== Data listing ==

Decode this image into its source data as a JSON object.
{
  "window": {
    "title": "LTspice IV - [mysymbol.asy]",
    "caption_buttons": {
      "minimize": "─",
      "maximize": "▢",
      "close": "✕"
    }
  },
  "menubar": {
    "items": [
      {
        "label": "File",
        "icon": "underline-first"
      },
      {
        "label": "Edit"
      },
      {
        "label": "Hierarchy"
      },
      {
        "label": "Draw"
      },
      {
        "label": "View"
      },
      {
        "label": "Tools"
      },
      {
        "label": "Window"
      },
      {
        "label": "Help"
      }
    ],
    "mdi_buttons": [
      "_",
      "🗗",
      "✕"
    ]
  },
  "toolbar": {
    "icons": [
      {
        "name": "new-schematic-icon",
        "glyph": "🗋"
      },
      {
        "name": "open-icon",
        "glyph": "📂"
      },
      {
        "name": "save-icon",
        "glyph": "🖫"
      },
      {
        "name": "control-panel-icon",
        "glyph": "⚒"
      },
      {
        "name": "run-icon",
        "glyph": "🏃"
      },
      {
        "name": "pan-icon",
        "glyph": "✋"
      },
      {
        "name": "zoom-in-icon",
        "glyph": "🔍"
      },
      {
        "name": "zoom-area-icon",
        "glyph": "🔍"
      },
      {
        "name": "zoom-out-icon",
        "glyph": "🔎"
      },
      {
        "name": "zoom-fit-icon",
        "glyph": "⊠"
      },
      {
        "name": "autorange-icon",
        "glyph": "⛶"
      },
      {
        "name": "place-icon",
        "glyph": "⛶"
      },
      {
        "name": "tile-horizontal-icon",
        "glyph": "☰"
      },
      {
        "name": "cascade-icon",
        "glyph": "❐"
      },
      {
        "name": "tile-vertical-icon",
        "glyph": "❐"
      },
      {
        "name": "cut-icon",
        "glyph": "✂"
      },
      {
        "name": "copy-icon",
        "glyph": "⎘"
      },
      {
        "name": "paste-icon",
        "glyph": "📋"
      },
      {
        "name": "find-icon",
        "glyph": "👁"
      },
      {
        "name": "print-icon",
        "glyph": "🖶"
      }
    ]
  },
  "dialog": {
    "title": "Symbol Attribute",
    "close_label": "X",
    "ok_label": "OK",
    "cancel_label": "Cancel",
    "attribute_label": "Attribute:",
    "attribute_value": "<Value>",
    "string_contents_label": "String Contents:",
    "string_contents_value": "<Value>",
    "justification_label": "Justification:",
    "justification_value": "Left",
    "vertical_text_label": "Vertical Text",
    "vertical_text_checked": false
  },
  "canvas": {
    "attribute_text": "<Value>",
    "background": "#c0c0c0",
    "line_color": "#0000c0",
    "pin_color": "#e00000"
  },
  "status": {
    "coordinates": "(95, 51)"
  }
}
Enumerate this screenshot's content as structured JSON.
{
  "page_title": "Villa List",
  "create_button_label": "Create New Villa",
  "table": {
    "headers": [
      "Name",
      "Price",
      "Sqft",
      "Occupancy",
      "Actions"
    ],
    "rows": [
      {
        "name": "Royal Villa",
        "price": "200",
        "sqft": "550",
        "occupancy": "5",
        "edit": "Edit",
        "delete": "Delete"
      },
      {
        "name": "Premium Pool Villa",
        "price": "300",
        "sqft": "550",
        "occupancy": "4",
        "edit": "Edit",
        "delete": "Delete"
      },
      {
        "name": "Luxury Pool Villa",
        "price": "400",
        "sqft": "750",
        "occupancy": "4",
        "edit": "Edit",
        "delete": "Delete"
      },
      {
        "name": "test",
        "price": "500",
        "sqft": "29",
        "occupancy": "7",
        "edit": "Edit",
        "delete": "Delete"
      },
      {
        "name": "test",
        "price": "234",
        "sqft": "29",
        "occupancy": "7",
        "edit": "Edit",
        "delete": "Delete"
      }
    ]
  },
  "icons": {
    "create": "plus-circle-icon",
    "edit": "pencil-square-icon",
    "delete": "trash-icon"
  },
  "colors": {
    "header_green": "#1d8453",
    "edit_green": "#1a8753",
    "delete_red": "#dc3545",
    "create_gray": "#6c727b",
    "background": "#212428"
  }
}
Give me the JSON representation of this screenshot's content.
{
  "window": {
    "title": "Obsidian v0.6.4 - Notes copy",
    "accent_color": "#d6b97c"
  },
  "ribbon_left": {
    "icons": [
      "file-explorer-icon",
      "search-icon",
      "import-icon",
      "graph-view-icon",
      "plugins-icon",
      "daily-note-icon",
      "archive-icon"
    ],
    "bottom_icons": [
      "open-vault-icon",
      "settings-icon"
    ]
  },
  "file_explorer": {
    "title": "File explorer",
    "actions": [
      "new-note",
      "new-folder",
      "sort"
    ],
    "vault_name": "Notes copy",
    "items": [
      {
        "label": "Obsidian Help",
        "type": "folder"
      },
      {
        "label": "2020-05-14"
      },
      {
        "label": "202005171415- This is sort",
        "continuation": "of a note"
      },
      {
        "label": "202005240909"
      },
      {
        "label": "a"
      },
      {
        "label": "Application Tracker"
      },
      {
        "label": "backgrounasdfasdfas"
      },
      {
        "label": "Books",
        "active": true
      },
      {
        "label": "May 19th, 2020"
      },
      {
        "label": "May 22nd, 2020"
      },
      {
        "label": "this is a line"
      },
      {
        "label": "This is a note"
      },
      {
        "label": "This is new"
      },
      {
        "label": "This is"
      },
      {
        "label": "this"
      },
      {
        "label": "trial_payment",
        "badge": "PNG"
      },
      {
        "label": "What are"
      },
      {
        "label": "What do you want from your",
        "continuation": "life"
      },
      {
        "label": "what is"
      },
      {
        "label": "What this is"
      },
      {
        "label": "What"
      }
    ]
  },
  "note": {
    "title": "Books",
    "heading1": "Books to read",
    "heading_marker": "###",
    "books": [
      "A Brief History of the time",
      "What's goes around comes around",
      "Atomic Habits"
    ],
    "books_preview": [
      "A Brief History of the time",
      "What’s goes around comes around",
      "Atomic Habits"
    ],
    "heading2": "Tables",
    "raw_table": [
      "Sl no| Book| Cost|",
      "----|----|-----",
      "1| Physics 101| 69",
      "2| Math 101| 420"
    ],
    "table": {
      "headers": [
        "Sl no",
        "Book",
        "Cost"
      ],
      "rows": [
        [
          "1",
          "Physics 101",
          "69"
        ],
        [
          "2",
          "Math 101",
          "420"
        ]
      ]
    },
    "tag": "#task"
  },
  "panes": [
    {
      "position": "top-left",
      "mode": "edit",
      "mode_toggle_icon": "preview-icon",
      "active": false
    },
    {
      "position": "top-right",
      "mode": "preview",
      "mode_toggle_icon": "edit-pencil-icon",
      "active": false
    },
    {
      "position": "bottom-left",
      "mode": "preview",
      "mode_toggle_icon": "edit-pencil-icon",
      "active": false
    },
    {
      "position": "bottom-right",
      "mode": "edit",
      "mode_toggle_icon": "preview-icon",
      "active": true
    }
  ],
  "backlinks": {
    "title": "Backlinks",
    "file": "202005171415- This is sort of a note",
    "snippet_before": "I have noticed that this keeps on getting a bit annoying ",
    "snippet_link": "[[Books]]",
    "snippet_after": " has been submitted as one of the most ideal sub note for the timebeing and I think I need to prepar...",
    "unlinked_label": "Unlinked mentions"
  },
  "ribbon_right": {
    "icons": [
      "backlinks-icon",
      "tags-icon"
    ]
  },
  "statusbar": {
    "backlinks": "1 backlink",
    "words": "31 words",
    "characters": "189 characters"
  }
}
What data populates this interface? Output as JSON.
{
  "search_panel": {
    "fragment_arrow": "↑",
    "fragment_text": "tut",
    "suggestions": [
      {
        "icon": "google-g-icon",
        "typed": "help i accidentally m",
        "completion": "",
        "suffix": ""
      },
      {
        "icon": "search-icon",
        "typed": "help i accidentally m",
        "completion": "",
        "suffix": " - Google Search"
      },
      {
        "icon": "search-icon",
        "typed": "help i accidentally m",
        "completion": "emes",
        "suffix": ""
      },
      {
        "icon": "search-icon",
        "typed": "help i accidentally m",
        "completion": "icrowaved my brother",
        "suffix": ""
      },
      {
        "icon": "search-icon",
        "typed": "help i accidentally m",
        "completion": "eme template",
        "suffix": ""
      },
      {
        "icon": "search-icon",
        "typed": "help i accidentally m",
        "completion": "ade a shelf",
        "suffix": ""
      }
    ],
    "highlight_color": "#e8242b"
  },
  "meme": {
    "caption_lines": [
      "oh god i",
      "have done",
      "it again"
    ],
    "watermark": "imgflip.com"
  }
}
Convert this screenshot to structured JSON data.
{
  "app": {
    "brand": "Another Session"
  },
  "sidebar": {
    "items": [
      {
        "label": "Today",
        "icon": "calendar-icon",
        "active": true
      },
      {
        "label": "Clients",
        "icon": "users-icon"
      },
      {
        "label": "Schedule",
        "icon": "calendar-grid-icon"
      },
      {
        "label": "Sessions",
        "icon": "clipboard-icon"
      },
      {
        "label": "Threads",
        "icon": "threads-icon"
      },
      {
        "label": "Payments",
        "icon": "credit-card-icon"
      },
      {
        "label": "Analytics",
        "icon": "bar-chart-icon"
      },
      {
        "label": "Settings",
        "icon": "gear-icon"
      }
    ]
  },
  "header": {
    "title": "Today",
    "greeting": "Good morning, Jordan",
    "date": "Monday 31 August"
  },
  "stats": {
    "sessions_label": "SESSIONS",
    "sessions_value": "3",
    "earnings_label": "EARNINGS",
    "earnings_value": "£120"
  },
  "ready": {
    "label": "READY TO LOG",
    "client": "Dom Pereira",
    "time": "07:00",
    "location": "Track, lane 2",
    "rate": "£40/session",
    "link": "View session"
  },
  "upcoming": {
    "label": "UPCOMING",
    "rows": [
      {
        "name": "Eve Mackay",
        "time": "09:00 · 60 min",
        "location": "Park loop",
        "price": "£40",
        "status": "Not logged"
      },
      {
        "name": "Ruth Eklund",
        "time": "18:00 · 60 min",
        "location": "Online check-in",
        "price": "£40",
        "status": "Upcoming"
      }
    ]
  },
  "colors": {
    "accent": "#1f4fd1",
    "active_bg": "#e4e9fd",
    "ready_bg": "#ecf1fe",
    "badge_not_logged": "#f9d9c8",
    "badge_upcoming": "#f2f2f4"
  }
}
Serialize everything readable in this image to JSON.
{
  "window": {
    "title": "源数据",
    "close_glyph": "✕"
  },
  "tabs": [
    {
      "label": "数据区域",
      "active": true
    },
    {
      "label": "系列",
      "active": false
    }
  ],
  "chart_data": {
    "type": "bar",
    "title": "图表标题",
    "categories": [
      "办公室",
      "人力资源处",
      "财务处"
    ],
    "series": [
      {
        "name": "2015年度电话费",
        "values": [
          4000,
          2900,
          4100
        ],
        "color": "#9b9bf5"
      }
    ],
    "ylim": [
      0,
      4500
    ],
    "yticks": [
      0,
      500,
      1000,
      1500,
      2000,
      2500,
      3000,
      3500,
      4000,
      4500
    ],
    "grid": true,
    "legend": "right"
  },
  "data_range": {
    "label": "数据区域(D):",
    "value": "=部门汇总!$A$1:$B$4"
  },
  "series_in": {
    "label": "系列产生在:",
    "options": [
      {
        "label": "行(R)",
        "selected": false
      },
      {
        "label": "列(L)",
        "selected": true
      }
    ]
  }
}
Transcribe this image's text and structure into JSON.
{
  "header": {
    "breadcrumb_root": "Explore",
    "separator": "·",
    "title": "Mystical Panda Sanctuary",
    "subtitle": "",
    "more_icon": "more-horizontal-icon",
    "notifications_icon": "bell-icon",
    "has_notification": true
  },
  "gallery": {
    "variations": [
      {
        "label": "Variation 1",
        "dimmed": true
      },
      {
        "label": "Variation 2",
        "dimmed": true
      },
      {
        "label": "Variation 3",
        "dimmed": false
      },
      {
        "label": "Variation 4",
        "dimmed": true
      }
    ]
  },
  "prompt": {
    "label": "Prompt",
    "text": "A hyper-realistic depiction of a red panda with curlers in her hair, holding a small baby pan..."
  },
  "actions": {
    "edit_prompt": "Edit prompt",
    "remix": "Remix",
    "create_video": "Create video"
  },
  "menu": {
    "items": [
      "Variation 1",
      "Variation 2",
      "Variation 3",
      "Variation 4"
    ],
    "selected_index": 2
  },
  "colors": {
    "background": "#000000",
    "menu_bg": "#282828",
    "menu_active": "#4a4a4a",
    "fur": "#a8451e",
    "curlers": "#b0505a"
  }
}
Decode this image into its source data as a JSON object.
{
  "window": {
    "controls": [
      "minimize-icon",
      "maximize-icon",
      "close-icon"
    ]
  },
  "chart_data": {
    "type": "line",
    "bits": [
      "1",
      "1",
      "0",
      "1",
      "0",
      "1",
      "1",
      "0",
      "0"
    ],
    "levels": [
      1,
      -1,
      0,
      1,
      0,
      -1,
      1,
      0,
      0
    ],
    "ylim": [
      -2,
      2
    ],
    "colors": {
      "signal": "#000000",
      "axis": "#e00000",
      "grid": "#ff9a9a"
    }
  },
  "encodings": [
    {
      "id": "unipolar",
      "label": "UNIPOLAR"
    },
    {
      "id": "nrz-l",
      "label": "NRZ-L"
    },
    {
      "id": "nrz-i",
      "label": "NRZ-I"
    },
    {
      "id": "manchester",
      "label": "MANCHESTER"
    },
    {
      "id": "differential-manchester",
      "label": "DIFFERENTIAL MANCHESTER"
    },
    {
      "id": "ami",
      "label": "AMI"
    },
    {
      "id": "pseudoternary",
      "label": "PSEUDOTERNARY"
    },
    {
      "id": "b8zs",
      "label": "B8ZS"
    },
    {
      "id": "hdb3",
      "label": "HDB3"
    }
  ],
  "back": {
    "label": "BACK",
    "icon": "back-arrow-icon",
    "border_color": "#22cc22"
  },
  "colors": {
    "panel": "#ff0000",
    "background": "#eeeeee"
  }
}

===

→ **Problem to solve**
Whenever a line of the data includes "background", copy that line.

→ **Exercise result**
    "background": "#c0c0c0",
    "background": "#212428"
    "background": "#000000",
    "background": "#eeeeee"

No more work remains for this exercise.